I had an opportunity to chat with Doruntina Alshiqi about the education system in Kosova. I love hearing how learning is accomplished around the world. It reminds me that we live in a bubble, thinking our approach is great but often, other systems work just as well. I found it fascinating to hear Doruntina’s experience. I think you will too.
Primary education is provided for students here. It consists of schooling from grade one through five. This is a requirement by law for all children and students enroll at the age of six. The second component of education is the lower secondary educational system, which is usually for teens around 12 to 15 years of age. It provides education through grade nine. This is publicly funded and free of charge.

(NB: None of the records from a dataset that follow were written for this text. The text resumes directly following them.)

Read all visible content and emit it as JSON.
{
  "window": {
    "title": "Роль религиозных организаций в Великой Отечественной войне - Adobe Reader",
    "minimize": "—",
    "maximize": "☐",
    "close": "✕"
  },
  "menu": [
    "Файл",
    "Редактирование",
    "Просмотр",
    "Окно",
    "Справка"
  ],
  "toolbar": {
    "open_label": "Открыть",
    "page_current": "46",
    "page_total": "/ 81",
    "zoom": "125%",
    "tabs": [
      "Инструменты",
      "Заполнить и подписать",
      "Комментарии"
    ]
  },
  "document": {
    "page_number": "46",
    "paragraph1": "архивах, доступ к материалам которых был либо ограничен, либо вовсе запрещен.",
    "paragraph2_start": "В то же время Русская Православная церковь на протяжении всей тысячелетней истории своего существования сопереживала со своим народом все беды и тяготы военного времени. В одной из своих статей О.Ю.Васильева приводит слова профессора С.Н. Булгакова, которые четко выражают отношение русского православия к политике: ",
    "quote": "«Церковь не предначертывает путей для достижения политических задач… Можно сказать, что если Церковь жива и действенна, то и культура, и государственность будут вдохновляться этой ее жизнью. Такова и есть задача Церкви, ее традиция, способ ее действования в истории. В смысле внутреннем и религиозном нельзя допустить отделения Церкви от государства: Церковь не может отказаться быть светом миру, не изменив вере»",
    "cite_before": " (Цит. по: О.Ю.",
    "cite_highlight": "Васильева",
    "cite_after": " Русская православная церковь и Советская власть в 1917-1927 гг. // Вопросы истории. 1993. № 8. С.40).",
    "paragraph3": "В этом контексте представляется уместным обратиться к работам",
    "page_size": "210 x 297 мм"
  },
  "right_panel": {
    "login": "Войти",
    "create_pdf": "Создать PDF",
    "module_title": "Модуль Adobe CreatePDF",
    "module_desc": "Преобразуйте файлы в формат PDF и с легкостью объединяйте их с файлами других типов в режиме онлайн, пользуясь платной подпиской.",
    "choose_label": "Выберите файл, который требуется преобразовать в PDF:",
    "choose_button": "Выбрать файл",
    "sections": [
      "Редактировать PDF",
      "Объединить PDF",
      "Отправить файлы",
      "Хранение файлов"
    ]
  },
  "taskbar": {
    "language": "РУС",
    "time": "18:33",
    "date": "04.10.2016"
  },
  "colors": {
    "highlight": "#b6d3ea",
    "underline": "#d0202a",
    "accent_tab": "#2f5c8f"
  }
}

From here, students move on to secondary education. This is either professional education or general education. Most students spend three to four years at this level. This level of education is not a requirement under law, though. Most students who enroll in it do so to learn trades and skills that they will use to build their careers and lives with. These schools have a goal to prepare students for vocational work directly out of school or to prepare them to enter university.
Higher Education in Kosovo
Much of the country is rebuilding and reorganizing. This includes the educational system in the country. Universities and educational institutions provide higher education in Kosovo. Both private and public schools are available here at this level. Students are able to earn an associate’s degree, which generally takes under two years to complete in a specialized area of study, a bachelor’s degree, which takes between three and four years to complete, or a masters degree, which can add an additional two to three years of education on. Post graduate education to earn a PhD is also available. Many students enroll in these programs part time, though full time education is still widely available as well.
It is important to note that many of the schools, under the guidance of the Ministry of Education, Science, and Technology is being altered. The goal is to align the educational system along the lines of other European countries.
The Best Universities in Kosovo
- University of Pristina, located in the city of Pristina as a public university
- AAB University, located in the city of Pristina as a non-public university
Each of these schools set the requirements for enrollment both at the domestic and the international level. Students generally will need to apply directly to the school to learn about qualifications and costs for tuition. These can range significantly with private schools tending to be more expensive than public universities. International students are welcoming, though, at both.
Travel Visa Requirements
Once you decide to obtain your education in Kosovo, you can apply to enroll in one of the universities. Once you do that, you can obtain the required student travel visa. An application with the Kosovo government, though a consulate or embassy can help students to do so, is required. A fee is paid at this time. The individual must also submit a letter from the school indicating their acceptance into the program of student, as well as information about the student’s living arrangements.
Students will need to show they have financial stability enough to live in the country and support themselves while doing so. The country does not provide health insurance to international students. Purchasing a policy from a third party is often a good idea, though a student who enrolls in a travel package may already obtain this.
Universities in Kosovo are trying their best to try to encourage overseas students to study in Kosovo, in their capacities. There much to be done in this regard, but the interest from international students is there.
For example, at AAB University, there are many interested students from abroad who want to study there. The two main faculties, in which they enroll, are: Computer Science Faculty and English language and Literature Faculty.
Local students are very much interested to study abroad, to experience the European dream. This is done by different exchange programs, such as: Erasmus+. Their interest and willing to study abroad is to gain knowledge, come back and implement and serve that knowledge to their country.
More on education around the world
Jacqui Murray has been teaching K-18 technology for 30 years. She is the editor/author of over a hundred tech ed resources including a K-12 technology curriculum, K-8 keyboard curriculum, K-8 Digital Citizenship curriculum. She is an adjunct professor in tech ed, Master Teacher, webmaster for four blogs, an Amazon Vine Voice, CSTA presentation reviewer, freelance journalist on tech ed topics, contributor to NEA Today, and author of the tech thrillers, To Hunt a Sub and Twenty-four Days. You can find her resources at Structured Learning.